### Exercise directions
Give the entries again exactly as they appear, but without the images.
[Information — start]
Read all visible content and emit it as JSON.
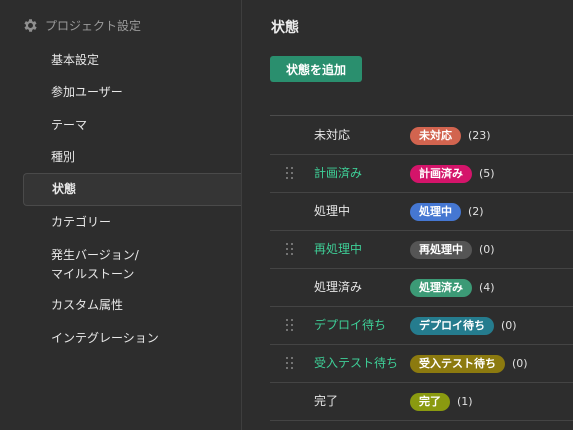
{
  "sidebar": {
    "header": "プロジェクト設定",
    "items": [
      {
        "label": "基本設定",
        "active": false
      },
      {
        "label": "参加ユーザー",
        "active": false
      },
      {
        "label": "テーマ",
        "active": false
      },
      {
        "label": "種別",
        "active": false
      },
      {
        "label": "状態",
        "active": true
      },
      {
        "label": "カテゴリー",
        "active": false
      },
      {
        "label": "発生バージョン/\nマイルストーン",
        "active": false
      },
      {
        "label": "カスタム属性",
        "active": false
      },
      {
        "label": "インテグレーション",
        "active": false
      }
    ]
  },
  "main": {
    "title": "状態",
    "add_button": "状態を追加",
    "statuses": [
      {
        "name": "未対応",
        "badge": "未対応",
        "count": "(23)",
        "color": "#d2644f",
        "custom": false
      },
      {
        "name": "計画済み",
        "badge": "計画済み",
        "count": "(5)",
        "color": "#d4146a",
        "custom": true
      },
      {
        "name": "処理中",
        "badge": "処理中",
        "count": "(2)",
        "color": "#4577d2",
        "custom": false
      },
      {
        "name": "再処理中",
        "badge": "再処理中",
        "count": "(0)",
        "color": "#555555",
        "custom": true
      },
      {
        "name": "処理済み",
        "badge": "処理済み",
        "count": "(4)",
        "color": "#3c9a76",
        "custom": false
      },
      {
        "name": "デプロイ待ち",
        "badge": "デプロイ待ち",
        "count": "(0)",
        "color": "#257c8e",
        "custom": true
      },
      {
        "name": "受入テスト待ち",
        "badge": "受入テスト待ち",
        "count": "(0)",
        "color": "#8c7a0f",
        "custom": true
      },
      {
        "name": "完了",
        "badge": "完了",
        "count": "(1)",
        "color": "#8a9a10",
        "custom": false
      }
    ]
  },
  "colors": {
    "accent": "#2a8f6e",
    "custom_status_text": "#3ecf97",
    "default_status_text": "#e6e6e6"
  },
  "icons": {
    "header": "gear-icon",
    "row_handle": "drag-handle-icon"
  }
}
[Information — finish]
### Answer to the problem
Read all visible content and emit it as JSON.
{
  "sidebar": {
    "header": "プロジェクト設定",
    "items": [
      {
        "label": "基本設定",
        "active": false
      },
      {
        "label": "参加ユーザー",
        "active": false
      },
      {
        "label": "テーマ",
        "active": false
      },
      {
        "label": "種別",
        "active": false
      },
      {
        "label": "状態",
        "active": true
      },
      {
        "label": "カテゴリー",
        "active": false
      },
      {
        "label": "発生バージョン/\nマイルストーン",
        "active": false
      },
      {
        "label": "カスタム属性",
        "active": false
      },
      {
        "label": "インテグレーション",
        "active": false
      }
    ]
  },
  "main": {
    "title": "状態",
    "add_button": "状態を追加",
    "statuses": [
      {
        "name": "未対応",
        "badge": "未対応",
        "count": "(23)",
        "color": "#d2644f",
        "custom": false
      },
      {
        "name": "計画済み",
        "badge": "計画済み",
        "count": "(5)",
        "color": "#d4146a",
        "custom": true
      },
      {
        "name": "処理中",
        "badge": "処理中",
        "count": "(2)",
        "color": "#4577d2",
        "custom": false
      },
      {
        "name": "再処理中",
        "badge": "再処理中",
        "count": "(0)",
        "color": "#555555",
        "custom": true
      },
      {
        "name": "処理済み",
        "badge": "処理済み",
        "count": "(4)",
        "color": "#3c9a76",
        "custom": false
      },
      {
        "name": "デプロイ待ち",
        "badge": "デプロイ待ち",
        "count": "(0)",
        "color": "#257c8e",
        "custom": true
      },
      {
        "name": "受入テスト待ち",
        "badge": "受入テスト待ち",
        "count": "(0)",
        "color": "#8c7a0f",
        "custom": true
      },
      {
        "name": "完了",
        "badge": "完了",
        "count": "(1)",
        "color": "#8a9a10",
        "custom": false
      }
    ]
  },
  "colors": {
    "accent": "#2a8f6e",
    "custom_status_text": "#3ecf97",
    "default_status_text": "#e6e6e6"
  },
  "icons": {
    "header": "gear-icon",
    "row_handle": "drag-handle-icon"
  }
}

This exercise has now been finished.